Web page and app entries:

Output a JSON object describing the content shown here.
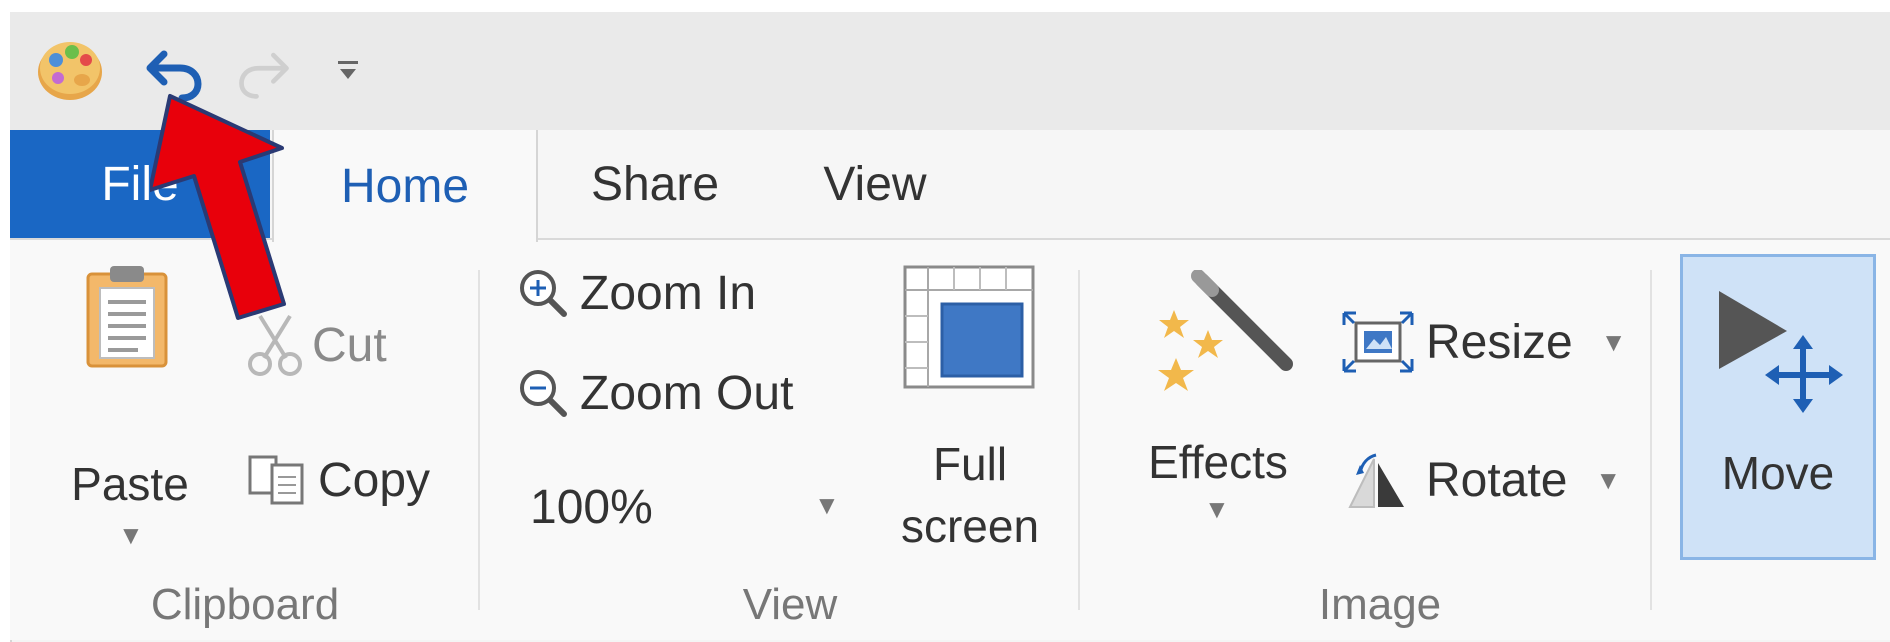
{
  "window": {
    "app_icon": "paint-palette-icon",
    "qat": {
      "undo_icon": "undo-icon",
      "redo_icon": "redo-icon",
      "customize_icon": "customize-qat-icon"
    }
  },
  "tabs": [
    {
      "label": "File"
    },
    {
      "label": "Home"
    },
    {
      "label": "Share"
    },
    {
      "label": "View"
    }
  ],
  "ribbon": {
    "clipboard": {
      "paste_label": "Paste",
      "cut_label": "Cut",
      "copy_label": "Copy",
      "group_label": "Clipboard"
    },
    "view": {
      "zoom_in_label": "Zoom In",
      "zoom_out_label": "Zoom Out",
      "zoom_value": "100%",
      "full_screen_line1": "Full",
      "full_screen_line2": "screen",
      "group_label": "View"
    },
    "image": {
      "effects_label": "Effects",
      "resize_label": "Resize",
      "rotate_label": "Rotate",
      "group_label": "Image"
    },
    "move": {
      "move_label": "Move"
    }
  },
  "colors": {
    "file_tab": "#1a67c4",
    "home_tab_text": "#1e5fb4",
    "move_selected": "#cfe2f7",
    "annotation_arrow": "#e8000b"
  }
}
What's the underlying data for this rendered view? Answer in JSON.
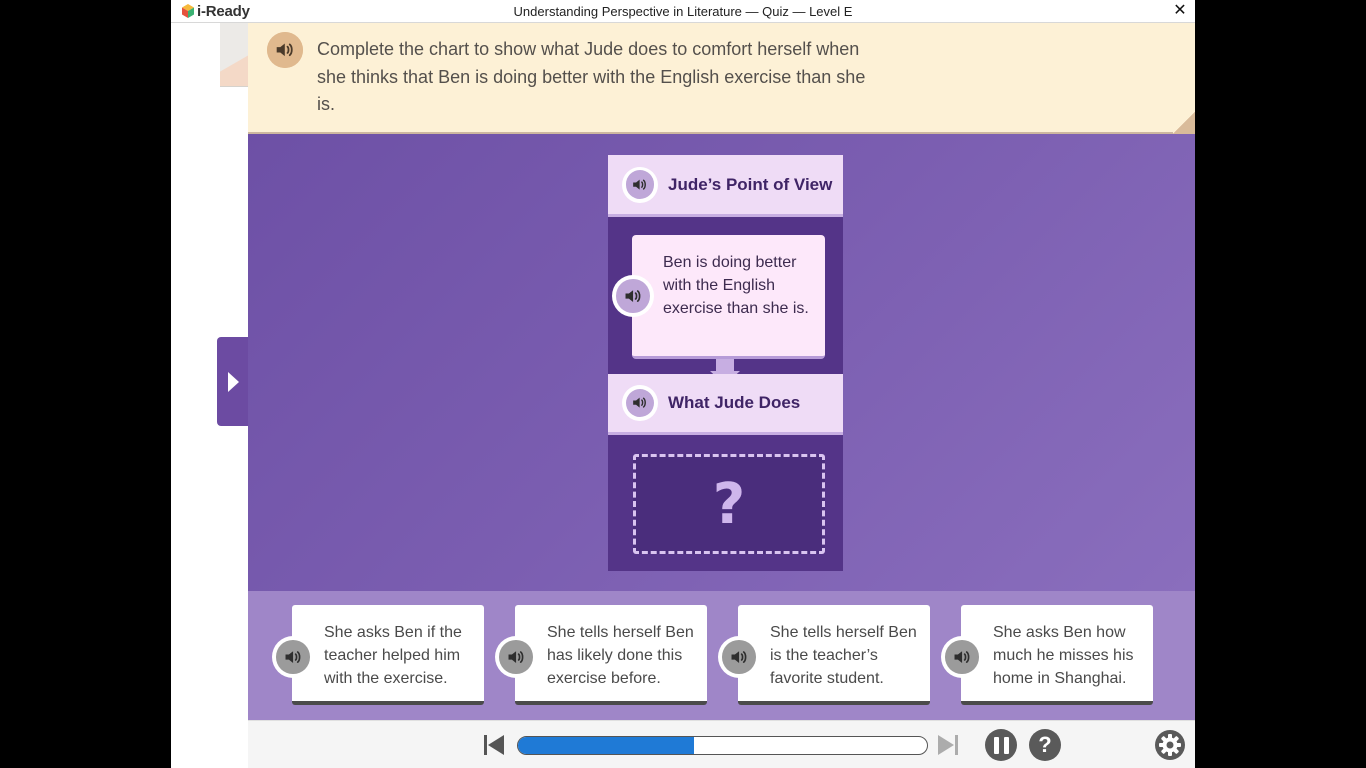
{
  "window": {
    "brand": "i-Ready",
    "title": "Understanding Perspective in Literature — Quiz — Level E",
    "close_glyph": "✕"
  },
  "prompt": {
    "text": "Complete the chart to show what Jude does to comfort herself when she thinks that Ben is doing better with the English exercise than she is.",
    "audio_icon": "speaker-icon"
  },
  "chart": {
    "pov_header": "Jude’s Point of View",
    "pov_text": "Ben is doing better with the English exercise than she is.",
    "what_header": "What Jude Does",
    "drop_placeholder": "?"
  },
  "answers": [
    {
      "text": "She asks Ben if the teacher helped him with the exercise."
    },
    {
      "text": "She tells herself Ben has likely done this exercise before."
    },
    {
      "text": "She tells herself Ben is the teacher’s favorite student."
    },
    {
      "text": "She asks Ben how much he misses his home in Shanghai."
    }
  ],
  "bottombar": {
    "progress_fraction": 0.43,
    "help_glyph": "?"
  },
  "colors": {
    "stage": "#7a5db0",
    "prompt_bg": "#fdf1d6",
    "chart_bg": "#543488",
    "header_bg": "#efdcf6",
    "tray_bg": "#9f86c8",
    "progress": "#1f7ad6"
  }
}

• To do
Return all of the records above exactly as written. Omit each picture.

• Answer for the task
Output a JSON object describing the content shown here.
{
  "window": {
    "app_icon": "paint-palette-icon",
    "qat": {
      "undo_icon": "undo-icon",
      "redo_icon": "redo-icon",
      "customize_icon": "customize-qat-icon"
    }
  },
  "tabs": [
    {
      "label": "File"
    },
    {
      "label": "Home"
    },
    {
      "label": "Share"
    },
    {
      "label": "View"
    }
  ],
  "ribbon": {
    "clipboard": {
      "paste_label": "Paste",
      "cut_label": "Cut",
      "copy_label": "Copy",
      "group_label": "Clipboard"
    },
    "view": {
      "zoom_in_label": "Zoom In",
      "zoom_out_label": "Zoom Out",
      "zoom_value": "100%",
      "full_screen_line1": "Full",
      "full_screen_line2": "screen",
      "group_label": "View"
    },
    "image": {
      "effects_label": "Effects",
      "resize_label": "Resize",
      "rotate_label": "Rotate",
      "group_label": "Image"
    },
    "move": {
      "move_label": "Move"
    }
  },
  "colors": {
    "file_tab": "#1a67c4",
    "home_tab_text": "#1e5fb4",
    "move_selected": "#cfe2f7",
    "annotation_arrow": "#e8000b"
  }
}
What's the underlying data for this rendered view? Answer in JSON.
{
  "window": {
    "brand": "i-Ready",
    "title": "Understanding Perspective in Literature — Quiz — Level E",
    "close_glyph": "✕"
  },
  "prompt": {
    "text": "Complete the chart to show what Jude does to comfort herself when she thinks that Ben is doing better with the English exercise than she is.",
    "audio_icon": "speaker-icon"
  },
  "chart": {
    "pov_header": "Jude’s Point of View",
    "pov_text": "Ben is doing better with the English exercise than she is.",
    "what_header": "What Jude Does",
    "drop_placeholder": "?"
  },
  "answers": [
    {
      "text": "She asks Ben if the teacher helped him with the exercise."
    },
    {
      "text": "She tells herself Ben has likely done this exercise before."
    },
    {
      "text": "She tells herself Ben is the teacher’s favorite student."
    },
    {
      "text": "She asks Ben how much he misses his home in Shanghai."
    }
  ],
  "bottombar": {
    "progress_fraction": 0.43,
    "help_glyph": "?"
  },
  "colors": {
    "stage": "#7a5db0",
    "prompt_bg": "#fdf1d6",
    "chart_bg": "#543488",
    "header_bg": "#efdcf6",
    "tray_bg": "#9f86c8",
    "progress": "#1f7ad6"
  }
}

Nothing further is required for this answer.